A tree for Bernadette

Port Republic woman decorates tree for sister

Friday, Dec. 18, 2009


Some people decorate a Christmas tree thinking merely what colors look nice together.

Darlene Huntsman of Port Republic has a bit more on her mind when she decorates hers.

On Sept. 27, 1986, her sister Bernadette Stevenson Caruso disappeared after leaving her job at a jewelry store in Eastpoint Mall in Dundalk.

Stevenson Caruso was on her way to meet friends, something Huntsman said her then 23-year-old sister rarely did, and was never seen again.

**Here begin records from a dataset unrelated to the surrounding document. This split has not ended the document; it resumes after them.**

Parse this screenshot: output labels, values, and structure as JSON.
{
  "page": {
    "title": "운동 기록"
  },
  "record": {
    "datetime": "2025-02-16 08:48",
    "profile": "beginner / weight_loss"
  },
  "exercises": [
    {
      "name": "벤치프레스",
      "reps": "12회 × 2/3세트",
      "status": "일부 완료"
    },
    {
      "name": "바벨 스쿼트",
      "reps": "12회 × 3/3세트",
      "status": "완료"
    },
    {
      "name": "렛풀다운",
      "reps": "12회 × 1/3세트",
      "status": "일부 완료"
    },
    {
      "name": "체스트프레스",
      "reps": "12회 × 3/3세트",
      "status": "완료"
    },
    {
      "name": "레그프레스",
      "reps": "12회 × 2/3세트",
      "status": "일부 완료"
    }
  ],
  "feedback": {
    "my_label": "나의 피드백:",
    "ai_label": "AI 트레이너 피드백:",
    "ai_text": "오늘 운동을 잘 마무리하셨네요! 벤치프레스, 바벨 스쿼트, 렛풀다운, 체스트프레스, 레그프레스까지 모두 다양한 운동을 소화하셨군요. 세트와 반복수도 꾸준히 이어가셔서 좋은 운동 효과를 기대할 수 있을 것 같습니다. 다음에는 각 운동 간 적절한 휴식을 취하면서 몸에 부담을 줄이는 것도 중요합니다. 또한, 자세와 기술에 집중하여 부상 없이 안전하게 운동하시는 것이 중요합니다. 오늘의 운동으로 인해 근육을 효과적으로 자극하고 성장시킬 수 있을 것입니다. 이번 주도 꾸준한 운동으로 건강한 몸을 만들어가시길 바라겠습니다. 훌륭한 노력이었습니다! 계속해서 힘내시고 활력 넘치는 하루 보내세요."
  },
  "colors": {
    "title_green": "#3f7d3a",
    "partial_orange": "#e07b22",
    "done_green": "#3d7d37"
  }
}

Huntsman, 54, said that Stevenson Caruso was scheduled to testify on charges against her estranged husband, who had been dismissed from the Baltimore County Police Department, for domestic abuse two weeks after her disappearance.

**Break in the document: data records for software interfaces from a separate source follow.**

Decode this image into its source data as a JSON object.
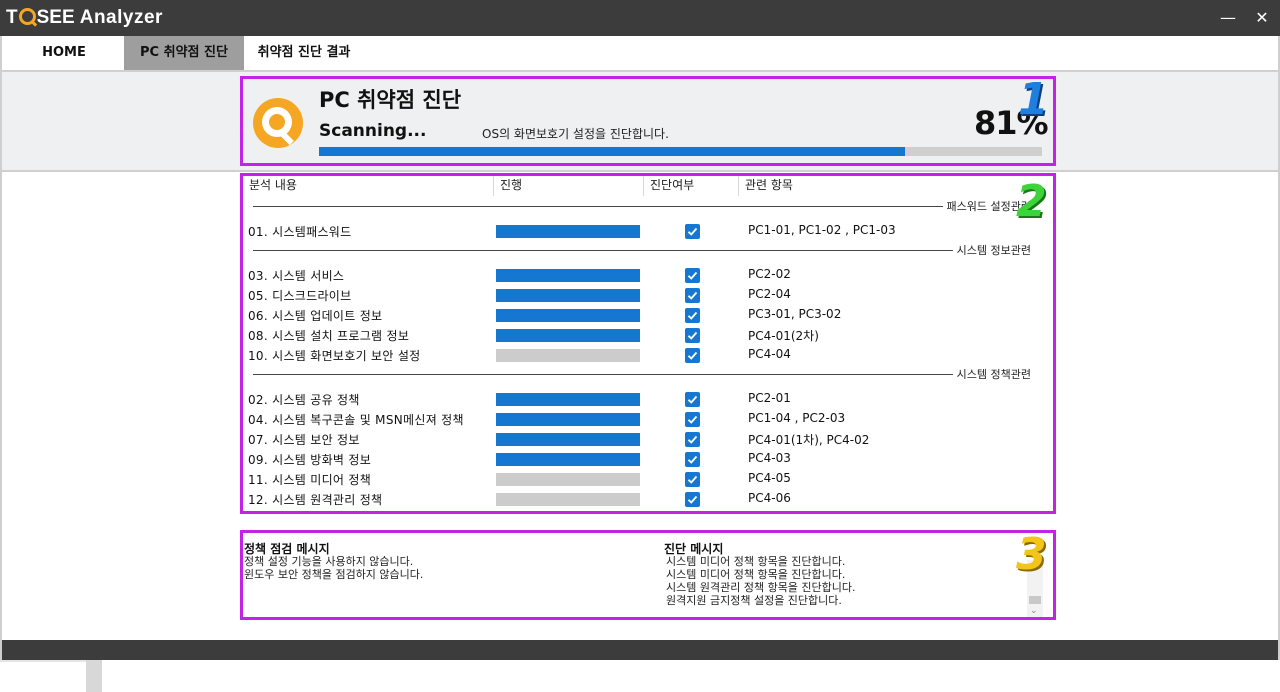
{
  "window": {
    "title_prefix": "T",
    "title_suffix": "SEE",
    "title_app": "Analyzer",
    "minimize_glyph": "—",
    "close_glyph": "✕"
  },
  "menu": {
    "home": "HOME",
    "scan": "PC 취약점 진단",
    "result": "취약점 진단 결과",
    "active": "PC 취약점 진단"
  },
  "scan": {
    "heading": "PC 취약점 진단",
    "status": "Scanning...",
    "message": "OS의 화면보호기 설정을 진단합니다.",
    "percent_label": "81%",
    "percent": 81
  },
  "badges": {
    "one": "1",
    "two": "2",
    "three": "3"
  },
  "table": {
    "headers": {
      "item": "분석 내용",
      "progress": "진행",
      "done": "진단여부",
      "related": "관련 항목"
    },
    "groups": [
      {
        "label": "패스워드 설정관련"
      },
      {
        "label": "시스템 정보관련"
      },
      {
        "label": "시스템 정책관련"
      }
    ],
    "rows": [
      {
        "name": "01. 시스템패스워드",
        "complete": true,
        "checked": true,
        "related": "PC1-01, PC1-02 , PC1-03"
      },
      {
        "name": "03. 시스템 서비스",
        "complete": true,
        "checked": true,
        "related": "PC2-02"
      },
      {
        "name": "05. 디스크드라이브",
        "complete": true,
        "checked": true,
        "related": "PC2-04"
      },
      {
        "name": "06. 시스템 업데이트 정보",
        "complete": true,
        "checked": true,
        "related": "PC3-01, PC3-02"
      },
      {
        "name": "08. 시스템 설치 프로그램 정보",
        "complete": true,
        "checked": true,
        "related": "PC4-01(2차)"
      },
      {
        "name": "10. 시스템 화면보호기 보안 설정",
        "complete": false,
        "checked": true,
        "related": "PC4-04"
      },
      {
        "name": "02. 시스템 공유 정책",
        "complete": true,
        "checked": true,
        "related": "PC2-01"
      },
      {
        "name": "04. 시스템 복구콘솔 및 MSN메신져 정책",
        "complete": true,
        "checked": true,
        "related": "PC1-04 , PC2-03"
      },
      {
        "name": "07. 시스템 보안 정보",
        "complete": true,
        "checked": true,
        "related": "PC4-01(1차), PC4-02"
      },
      {
        "name": "09. 시스템 방화벽 정보",
        "complete": true,
        "checked": true,
        "related": "PC4-03"
      },
      {
        "name": "11. 시스템 미디어 정책",
        "complete": false,
        "checked": true,
        "related": "PC4-05"
      },
      {
        "name": "12. 시스템 원격관리 정책",
        "complete": false,
        "checked": true,
        "related": "PC4-06"
      }
    ]
  },
  "messages": {
    "policy_title": "정책 점검 메시지",
    "policy_lines": [
      "정책 설정 기능을 사용하지 않습니다.",
      "윈도우 보안 정책을 점검하지 않습니다."
    ],
    "diag_title": "진단 메시지",
    "diag_lines": [
      "시스템 미디어 정책 항목을 진단합니다.",
      "시스템 미디어 정책 항목을 진단합니다.",
      "시스템 원격관리 정책 항목을 진단합니다.",
      "원격지원 금지정책 설정을 진단합니다."
    ],
    "scroll_down_glyph": "⌄"
  },
  "colors": {
    "accent": "#1677d2",
    "highlight_frame": "#c223e6",
    "logo_orange": "#f5a623",
    "titlebar": "#3c3c3c"
  }
}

Despite being one of seven siblings, Huntsman said she was always very close to her youngest sister.

"She disappeared at 5 [p.m.] and I spoke to her at 3 o'clock that day," Huntsman said.

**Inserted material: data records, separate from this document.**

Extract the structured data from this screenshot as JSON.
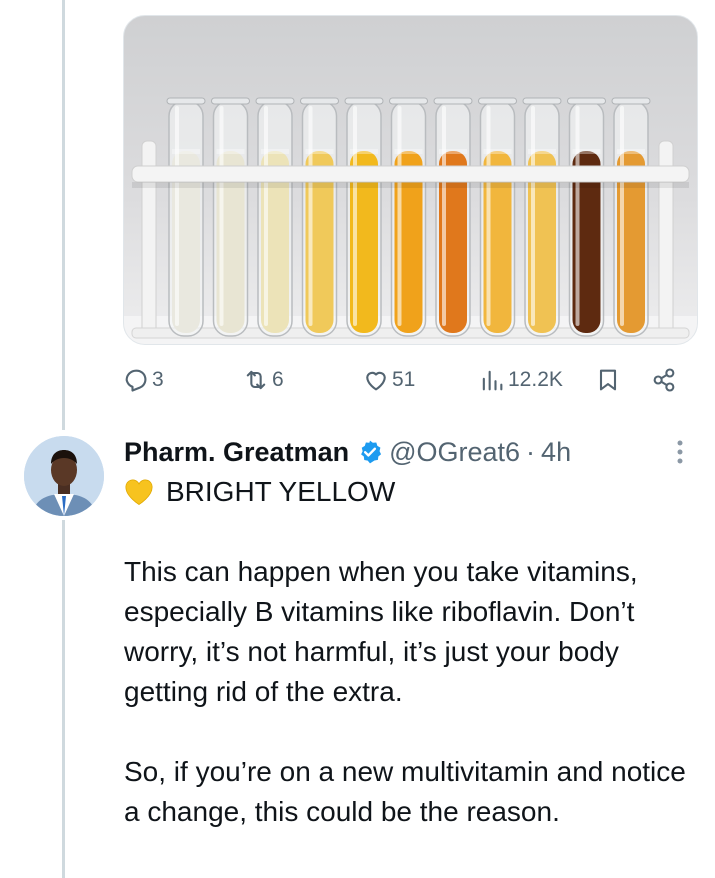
{
  "tweet_top": {
    "image_alt": "",
    "stats": {
      "replies": "3",
      "reposts": "6",
      "likes": "51",
      "views": "12.2K"
    }
  },
  "tweet": {
    "author_name": "Pharm. Greatman",
    "handle": "@OGreat6",
    "separator": "·",
    "time": "4h",
    "headline": "BRIGHT YELLOW",
    "paragraph1": "This can happen when you take vitamins, especially B vitamins like riboflavin. Don’t worry, it’s not harmful, it’s just your body getting rid of the extra.",
    "paragraph2": "So, if you’re on a new multivitamin and notice a change, this could be the reason."
  },
  "colors": {
    "accent": "#1d9bf0",
    "muted": "#536471",
    "heart_emoji": "#f5c100",
    "tube_liquids": [
      "#e9e8df",
      "#e8e5d3",
      "#ece3b8",
      "#f0c95a",
      "#f2b91d",
      "#f0a21b",
      "#e0781c",
      "#f1b63d",
      "#f0c253",
      "#5e2a10",
      "#e49a32"
    ]
  },
  "icons": [
    "reply-icon",
    "repost-icon",
    "like-icon",
    "views-icon",
    "bookmark-icon",
    "share-icon",
    "verified-icon",
    "more-icon",
    "yellow-heart-icon"
  ]
}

Huntsman said the family spent the first Christmas after Stevenson Caruso's disappearance actively looking for her sister; by Christmas of 1987, the family was no longer expecting her to come home.

"I was with her when she bought her ornaments," said Huntsman, who hung onto those ornaments after her sister disappeared.

For the past 22 years they've gone onto a special Christmas tree Huntsman puts together for Stevenson Caruso every Christmas.

"I usually do it with my girls or with my sisters. We have a glass of wine and talk about all the crazy things we did with Bernadette … It doesn't make me sad at all," Huntsman said, explaining, " … It's a link I have to Bernadette even though she's not here. It's something I know she'd appreciate and enjoy."

Huntsman said that despite using all of her sister's ornaments, the tree often features a different theme or color scheme.

She said that one of the earlier themes she used was angels, which Huntsman said she selected once she realized she would not see her sister alive again.

Even so, she said, "We'd like to find Bernadette and lay her to rest."

The annual Christmas tree is just one of the things that the family has done for Stevenson Caruso.

Two and a half years ago they established the Maryland Task Force for the Missing and Unidentified, Adults and Children, along with other families of Maryland's missing persons, law enforcement and representatives from other missing persons networks.

According to a press release, the task force holds public awareness events and brings awareness to the fact that every 30 seconds someone in the U.S. disappears, an average of 850,000 persons per year.

And now, the Christmas tree that Huntsman has decorated for so many years may actually assist the network she set up for her sister.

On a "Bright Holiday Moments" contest on the Web site Brickfish.com, the entry about Bernadette's tree has climbed to sixth place out of about 595 entries, Huntsman said. The deadline to vote in the contest, at http://safetyathome.com/contest/?pbb_qsi=27551785&=ecc_all_PPIMEMAIL, is Dec. 22.

Huntsman said that the contest's reward would be used for the Maryland Task Force for the Missing and Unidentified, Adults and Children.